==== Source information

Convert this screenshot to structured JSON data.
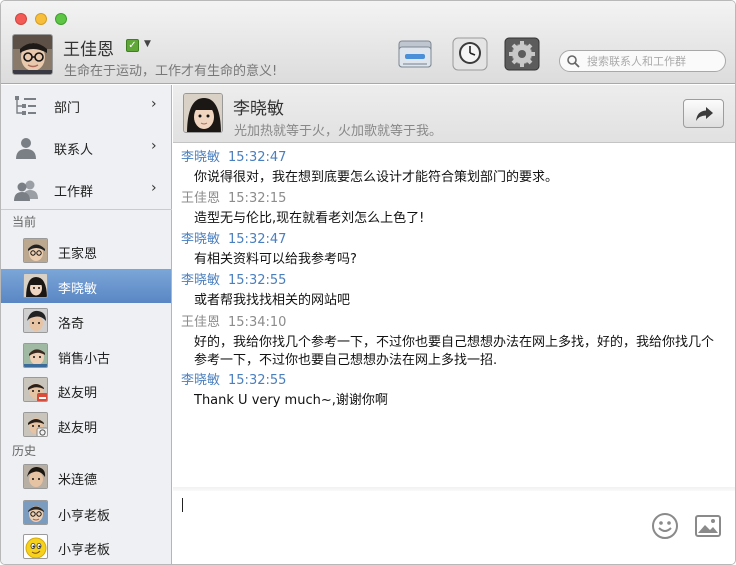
{
  "window": {
    "controls": [
      "close",
      "minimize",
      "zoom"
    ]
  },
  "me": {
    "name": "王佳恩",
    "status_icon": "check-icon",
    "motto": "生命在于运动，工作才有生命的意义!"
  },
  "toolbar": {
    "buttons": [
      "files-icon",
      "clock-icon",
      "gear-icon"
    ],
    "search_placeholder": "搜索联系人和工作群"
  },
  "sidebar": {
    "nav": [
      {
        "label": "部门",
        "icon": "org-tree-icon"
      },
      {
        "label": "联系人",
        "icon": "person-icon"
      },
      {
        "label": "工作群",
        "icon": "group-icon"
      }
    ],
    "current_label": "当前",
    "current": [
      {
        "name": "王家恩"
      },
      {
        "name": "李晓敏",
        "selected": true
      },
      {
        "name": "洛奇"
      },
      {
        "name": "销售小古"
      },
      {
        "name": "赵友明"
      },
      {
        "name": "赵友明"
      }
    ],
    "history_label": "历史",
    "history": [
      {
        "name": "米连德"
      },
      {
        "name": "小亨老板"
      },
      {
        "name": "小亨老板"
      }
    ]
  },
  "chat": {
    "peer_name": "李晓敏",
    "peer_motto": "光加热就等于火，火加歌就等于我。",
    "messages": [
      {
        "sender": "李晓敏",
        "time": "15:32:47",
        "text": "你说得很对，我在想到底要怎么设计才能符合策划部门的要求。",
        "from": "peer"
      },
      {
        "sender": "王佳恩",
        "time": "15:32:15",
        "text": "造型无与伦比,现在就看老刘怎么上色了!",
        "from": "self"
      },
      {
        "sender": "李晓敏",
        "time": "15:32:47",
        "text": "有相关资料可以给我参考吗?",
        "from": "peer"
      },
      {
        "sender": "李晓敏",
        "time": "15:32:55",
        "text": "或者帮我找找相关的网站吧",
        "from": "peer"
      },
      {
        "sender": "王佳恩",
        "time": "15:34:10",
        "text": "好的，我给你找几个参考一下，不过你也要自己想想办法在网上多找，好的，我给你找几个参考一下，不过你也要自己想想办法在网上多找一招.",
        "from": "self"
      },
      {
        "sender": "李晓敏",
        "time": "15:32:55",
        "text": "Thank U very much~,谢谢你啊",
        "from": "peer"
      }
    ],
    "input_value": ""
  },
  "colors": {
    "accent": "#5a86c4",
    "peer_name": "#4a7fbf",
    "self_name": "#8c8c8c"
  }
}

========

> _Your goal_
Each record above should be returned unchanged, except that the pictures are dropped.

> _Result_
Convert this screenshot to structured JSON data.
{
  "window": {
    "controls": [
      "close",
      "minimize",
      "zoom"
    ]
  },
  "me": {
    "name": "王佳恩",
    "status_icon": "check-icon",
    "motto": "生命在于运动，工作才有生命的意义!"
  },
  "toolbar": {
    "buttons": [
      "files-icon",
      "clock-icon",
      "gear-icon"
    ],
    "search_placeholder": "搜索联系人和工作群"
  },
  "sidebar": {
    "nav": [
      {
        "label": "部门",
        "icon": "org-tree-icon"
      },
      {
        "label": "联系人",
        "icon": "person-icon"
      },
      {
        "label": "工作群",
        "icon": "group-icon"
      }
    ],
    "current_label": "当前",
    "current": [
      {
        "name": "王家恩"
      },
      {
        "name": "李晓敏",
        "selected": true
      },
      {
        "name": "洛奇"
      },
      {
        "name": "销售小古"
      },
      {
        "name": "赵友明"
      },
      {
        "name": "赵友明"
      }
    ],
    "history_label": "历史",
    "history": [
      {
        "name": "米连德"
      },
      {
        "name": "小亨老板"
      },
      {
        "name": "小亨老板"
      }
    ]
  },
  "chat": {
    "peer_name": "李晓敏",
    "peer_motto": "光加热就等于火，火加歌就等于我。",
    "messages": [
      {
        "sender": "李晓敏",
        "time": "15:32:47",
        "text": "你说得很对，我在想到底要怎么设计才能符合策划部门的要求。",
        "from": "peer"
      },
      {
        "sender": "王佳恩",
        "time": "15:32:15",
        "text": "造型无与伦比,现在就看老刘怎么上色了!",
        "from": "self"
      },
      {
        "sender": "李晓敏",
        "time": "15:32:47",
        "text": "有相关资料可以给我参考吗?",
        "from": "peer"
      },
      {
        "sender": "李晓敏",
        "time": "15:32:55",
        "text": "或者帮我找找相关的网站吧",
        "from": "peer"
      },
      {
        "sender": "王佳恩",
        "time": "15:34:10",
        "text": "好的，我给你找几个参考一下，不过你也要自己想想办法在网上多找，好的，我给你找几个参考一下，不过你也要自己想想办法在网上多找一招.",
        "from": "self"
      },
      {
        "sender": "李晓敏",
        "time": "15:32:55",
        "text": "Thank U very much~,谢谢你啊",
        "from": "peer"
      }
    ],
    "input_value": ""
  },
  "colors": {
    "accent": "#5a86c4",
    "peer_name": "#4a7fbf",
    "self_name": "#8c8c8c"
  }
}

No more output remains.